It was sort of a terrifying thought, now that it was out there like that. She might be responsible for all sorts of evil and not even know it. But even if she was something evil, somehow it didn't really seem like that would ruin what she'd already built, these last few years. A moment compared to all eternity, but definitely not nothing. Besides, if Spike could create something meaningful in his time on earth, then probably anyone could.
"I really would like to know who I was, I think," continued Dawn. "But if I never figure it out, at least I know who I am now." Someone who grew. Someone who loved. Someone who wasn't too scared to help the people she cared about, whatever that meant. "I want to be the sort of person who doesn't leave my friends to die when I can save them."
Spike smiled at her. It was an absolutely perfect smile that warmed up the whole room. She'd forgotten that he had facial expressions like that, and she really hoped she wouldn't have the chance to forget again. "Take it that's a yes on the friends question, then?"
She smiled back at him. "It's a yes."
Spike swiped at his eyes. Sap. He seemed to realize that he was hovering dangerously close to the point where Dawn would be obliged to make fun of him, and decided a change of subject was in order. "So, ah- why did you include the life and times of William in the book? Not exactly relevant to discussing your memories, is it?"

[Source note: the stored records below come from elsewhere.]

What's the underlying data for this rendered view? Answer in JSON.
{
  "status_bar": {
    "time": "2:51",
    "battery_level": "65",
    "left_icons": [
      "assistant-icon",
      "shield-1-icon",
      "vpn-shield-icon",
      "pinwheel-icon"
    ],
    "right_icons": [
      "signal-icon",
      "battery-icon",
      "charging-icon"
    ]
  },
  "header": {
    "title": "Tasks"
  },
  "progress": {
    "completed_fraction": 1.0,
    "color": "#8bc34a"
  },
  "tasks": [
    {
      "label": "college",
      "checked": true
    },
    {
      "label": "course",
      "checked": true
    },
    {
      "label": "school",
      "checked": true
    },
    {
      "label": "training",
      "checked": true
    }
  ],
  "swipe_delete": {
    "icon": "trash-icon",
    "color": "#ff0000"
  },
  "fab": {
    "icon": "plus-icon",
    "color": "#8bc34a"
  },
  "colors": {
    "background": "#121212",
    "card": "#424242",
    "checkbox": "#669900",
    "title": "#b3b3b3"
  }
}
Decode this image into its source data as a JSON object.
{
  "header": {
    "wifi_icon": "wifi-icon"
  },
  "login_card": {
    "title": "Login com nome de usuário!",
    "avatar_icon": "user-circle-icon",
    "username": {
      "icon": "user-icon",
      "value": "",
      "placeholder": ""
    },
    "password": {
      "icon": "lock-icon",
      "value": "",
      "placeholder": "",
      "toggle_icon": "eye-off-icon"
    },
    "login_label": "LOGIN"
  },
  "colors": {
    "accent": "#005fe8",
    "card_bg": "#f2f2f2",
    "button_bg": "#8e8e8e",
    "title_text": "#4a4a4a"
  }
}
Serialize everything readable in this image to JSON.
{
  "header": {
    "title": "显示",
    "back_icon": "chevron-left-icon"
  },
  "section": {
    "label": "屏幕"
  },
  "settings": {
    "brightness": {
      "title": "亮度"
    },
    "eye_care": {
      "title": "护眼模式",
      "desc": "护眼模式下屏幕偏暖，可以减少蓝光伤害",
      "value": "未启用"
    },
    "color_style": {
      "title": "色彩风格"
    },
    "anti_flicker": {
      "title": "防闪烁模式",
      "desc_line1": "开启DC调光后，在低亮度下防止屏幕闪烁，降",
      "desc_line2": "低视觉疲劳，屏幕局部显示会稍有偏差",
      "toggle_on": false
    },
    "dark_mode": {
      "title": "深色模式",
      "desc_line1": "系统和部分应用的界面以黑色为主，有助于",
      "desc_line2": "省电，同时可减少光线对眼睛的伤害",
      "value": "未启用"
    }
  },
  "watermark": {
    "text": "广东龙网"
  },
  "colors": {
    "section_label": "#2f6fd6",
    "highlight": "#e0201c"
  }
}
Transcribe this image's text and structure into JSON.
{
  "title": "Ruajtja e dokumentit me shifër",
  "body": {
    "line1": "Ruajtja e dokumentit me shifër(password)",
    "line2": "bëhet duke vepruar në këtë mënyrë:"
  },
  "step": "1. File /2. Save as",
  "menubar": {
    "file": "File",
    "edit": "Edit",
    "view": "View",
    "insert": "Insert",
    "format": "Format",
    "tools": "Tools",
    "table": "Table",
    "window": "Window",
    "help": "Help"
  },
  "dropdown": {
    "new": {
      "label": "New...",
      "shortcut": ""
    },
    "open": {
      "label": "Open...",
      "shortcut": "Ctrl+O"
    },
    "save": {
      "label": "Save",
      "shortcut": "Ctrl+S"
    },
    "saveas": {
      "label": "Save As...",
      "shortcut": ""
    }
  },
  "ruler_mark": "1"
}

"It's important for understanding who you are," explained Dawn. "Which, in case you missed it, was sort of the point. I mean, I get it, the past isn't always super fun to think about, whether it's because you did awful stuff, or just because your dork level was even higher back then. And it's true, you know, the past shouldn't define us, and the future is full of boundless possibilities and all that." She paused to gather her thoughts, remembering why exactly she'd decided memories, real or fabricated, were so important in the first place. "But I don't want to forget what happened, because that's what got us here. I figure that's something, you know?"
"Guess so," said Spike, leaning thoughtfully back in his chair. "All things considered, I suppose here isn't such a bad place to be."
All things considered. LA was pretty much wrecked, she'd nearly been killed on two separate occasions in just the last day, a demon had taken ten drops of her blood for who-knew-what nefarious purpose, and Buffy was going to freak when she found out that her younger sister had nearly been turned into shish kebab. Oh yeah, and Spike was alive. It was fairly amazing what passed for a good day in the life of Dawn Summers.
She opened the book to the first page and shot Spike a grin. "You know what? It's really not."